[Dataset items]
↓↓↓

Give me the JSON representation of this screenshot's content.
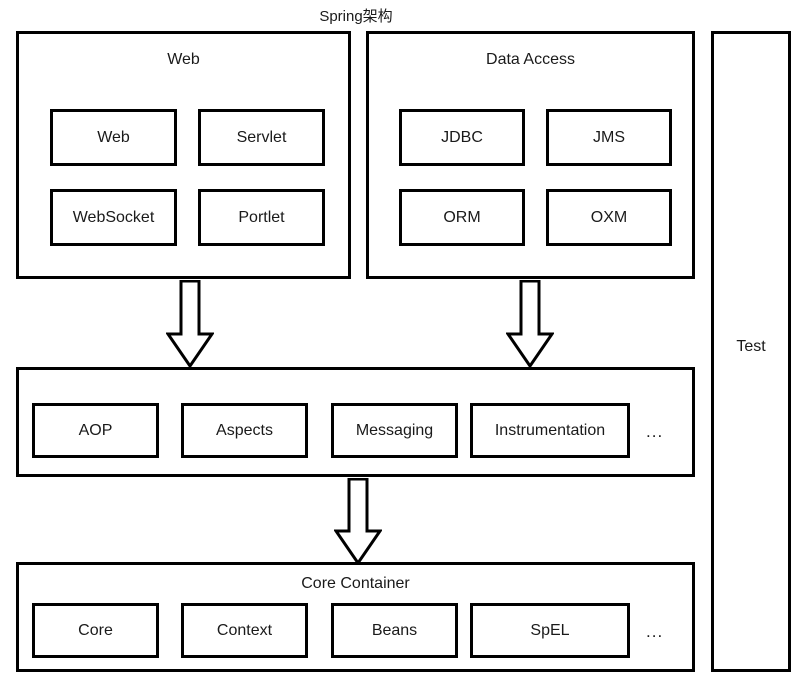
{
  "diagram": {
    "title": "Spring架构",
    "type": "architecture-layer-diagram",
    "stroke_color": "#000000",
    "background_color": "#ffffff",
    "text_color": "#1a1a1a"
  },
  "panels": {
    "web": {
      "title": "Web",
      "cells": [
        {
          "label": "Web"
        },
        {
          "label": "Servlet"
        },
        {
          "label": "WebSocket"
        },
        {
          "label": "Portlet"
        }
      ]
    },
    "data_access": {
      "title": "Data Access",
      "cells": [
        {
          "label": "JDBC"
        },
        {
          "label": "JMS"
        },
        {
          "label": "ORM"
        },
        {
          "label": "OXM"
        }
      ]
    },
    "aop": {
      "title": "",
      "cells": [
        {
          "label": "AOP"
        },
        {
          "label": "Aspects"
        },
        {
          "label": "Messaging"
        },
        {
          "label": "Instrumentation"
        }
      ],
      "more": "..."
    },
    "core_container": {
      "title": "Core Container",
      "cells": [
        {
          "label": "Core"
        },
        {
          "label": "Context"
        },
        {
          "label": "Beans"
        },
        {
          "label": "SpEL"
        }
      ],
      "more": "..."
    },
    "test": {
      "title": "Test"
    }
  },
  "arrows": [
    {
      "name": "web-to-aop",
      "direction": "down"
    },
    {
      "name": "data-access-to-aop",
      "direction": "down"
    },
    {
      "name": "aop-to-core-container",
      "direction": "down"
    }
  ]
}
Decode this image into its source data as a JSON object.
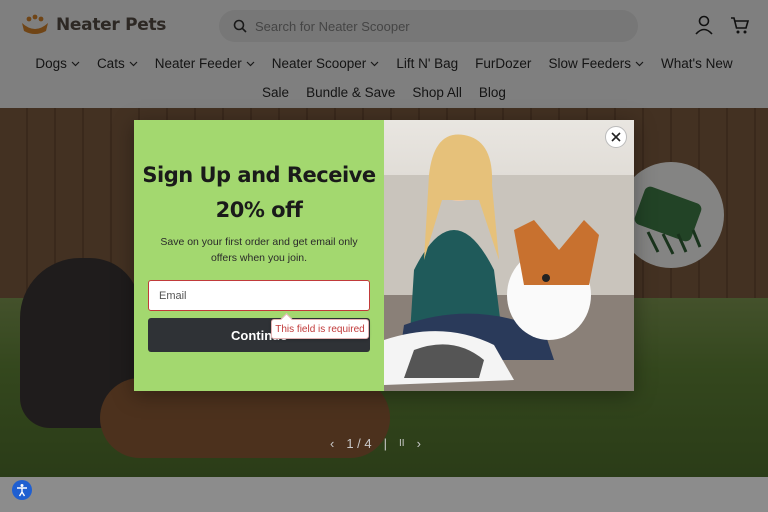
{
  "brand": {
    "name": "Neater Pets",
    "accent": "#e08a2c"
  },
  "search": {
    "placeholder": "Search for Neater Scooper"
  },
  "header_icons": {
    "account": "user-icon",
    "cart": "cart-icon"
  },
  "nav": {
    "row1": [
      {
        "label": "Dogs",
        "dropdown": true
      },
      {
        "label": "Cats",
        "dropdown": true
      },
      {
        "label": "Neater Feeder",
        "dropdown": true
      },
      {
        "label": "Neater Scooper",
        "dropdown": true
      },
      {
        "label": "Lift N' Bag",
        "dropdown": false
      },
      {
        "label": "FurDozer",
        "dropdown": false
      },
      {
        "label": "Slow Feeders",
        "dropdown": true
      },
      {
        "label": "What's New",
        "dropdown": false
      }
    ],
    "row2": [
      {
        "label": "Sale"
      },
      {
        "label": "Bundle & Save"
      },
      {
        "label": "Shop All"
      },
      {
        "label": "Blog"
      }
    ]
  },
  "slider": {
    "counter": "1 / 4",
    "prev": "‹",
    "next": "›",
    "pause": "II"
  },
  "popup": {
    "headline_line1": "Sign Up and Receive",
    "headline_line2": "20% off",
    "subtext": "Save on your first order and get email only offers when you join.",
    "email_placeholder": "Email",
    "button_label": "Continue",
    "error_message": "This field is required",
    "background_color": "#a3d86f",
    "button_color": "#2f3236"
  }
}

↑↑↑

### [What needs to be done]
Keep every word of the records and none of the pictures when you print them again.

### [Exercise response]
Give me the JSON representation of this screenshot's content.
{
  "diagram": {
    "title": "Spring架构",
    "type": "architecture-layer-diagram",
    "stroke_color": "#000000",
    "background_color": "#ffffff",
    "text_color": "#1a1a1a"
  },
  "panels": {
    "web": {
      "title": "Web",
      "cells": [
        {
          "label": "Web"
        },
        {
          "label": "Servlet"
        },
        {
          "label": "WebSocket"
        },
        {
          "label": "Portlet"
        }
      ]
    },
    "data_access": {
      "title": "Data Access",
      "cells": [
        {
          "label": "JDBC"
        },
        {
          "label": "JMS"
        },
        {
          "label": "ORM"
        },
        {
          "label": "OXM"
        }
      ]
    },
    "aop": {
      "title": "",
      "cells": [
        {
          "label": "AOP"
        },
        {
          "label": "Aspects"
        },
        {
          "label": "Messaging"
        },
        {
          "label": "Instrumentation"
        }
      ],
      "more": "..."
    },
    "core_container": {
      "title": "Core Container",
      "cells": [
        {
          "label": "Core"
        },
        {
          "label": "Context"
        },
        {
          "label": "Beans"
        },
        {
          "label": "SpEL"
        }
      ],
      "more": "..."
    },
    "test": {
      "title": "Test"
    }
  },
  "arrows": [
    {
      "name": "web-to-aop",
      "direction": "down"
    },
    {
      "name": "data-access-to-aop",
      "direction": "down"
    },
    {
      "name": "aop-to-core-container",
      "direction": "down"
    }
  ]
}
Decode this image into its source data as a JSON object.
{
  "brand": {
    "name": "Neater Pets",
    "accent": "#e08a2c"
  },
  "search": {
    "placeholder": "Search for Neater Scooper"
  },
  "header_icons": {
    "account": "user-icon",
    "cart": "cart-icon"
  },
  "nav": {
    "row1": [
      {
        "label": "Dogs",
        "dropdown": true
      },
      {
        "label": "Cats",
        "dropdown": true
      },
      {
        "label": "Neater Feeder",
        "dropdown": true
      },
      {
        "label": "Neater Scooper",
        "dropdown": true
      },
      {
        "label": "Lift N' Bag",
        "dropdown": false
      },
      {
        "label": "FurDozer",
        "dropdown": false
      },
      {
        "label": "Slow Feeders",
        "dropdown": true
      },
      {
        "label": "What's New",
        "dropdown": false
      }
    ],
    "row2": [
      {
        "label": "Sale"
      },
      {
        "label": "Bundle & Save"
      },
      {
        "label": "Shop All"
      },
      {
        "label": "Blog"
      }
    ]
  },
  "slider": {
    "counter": "1 / 4",
    "prev": "‹",
    "next": "›",
    "pause": "II"
  },
  "popup": {
    "headline_line1": "Sign Up and Receive",
    "headline_line2": "20% off",
    "subtext": "Save on your first order and get email only offers when you join.",
    "email_placeholder": "Email",
    "button_label": "Continue",
    "error_message": "This field is required",
    "background_color": "#a3d86f",
    "button_color": "#2f3236"
  }
}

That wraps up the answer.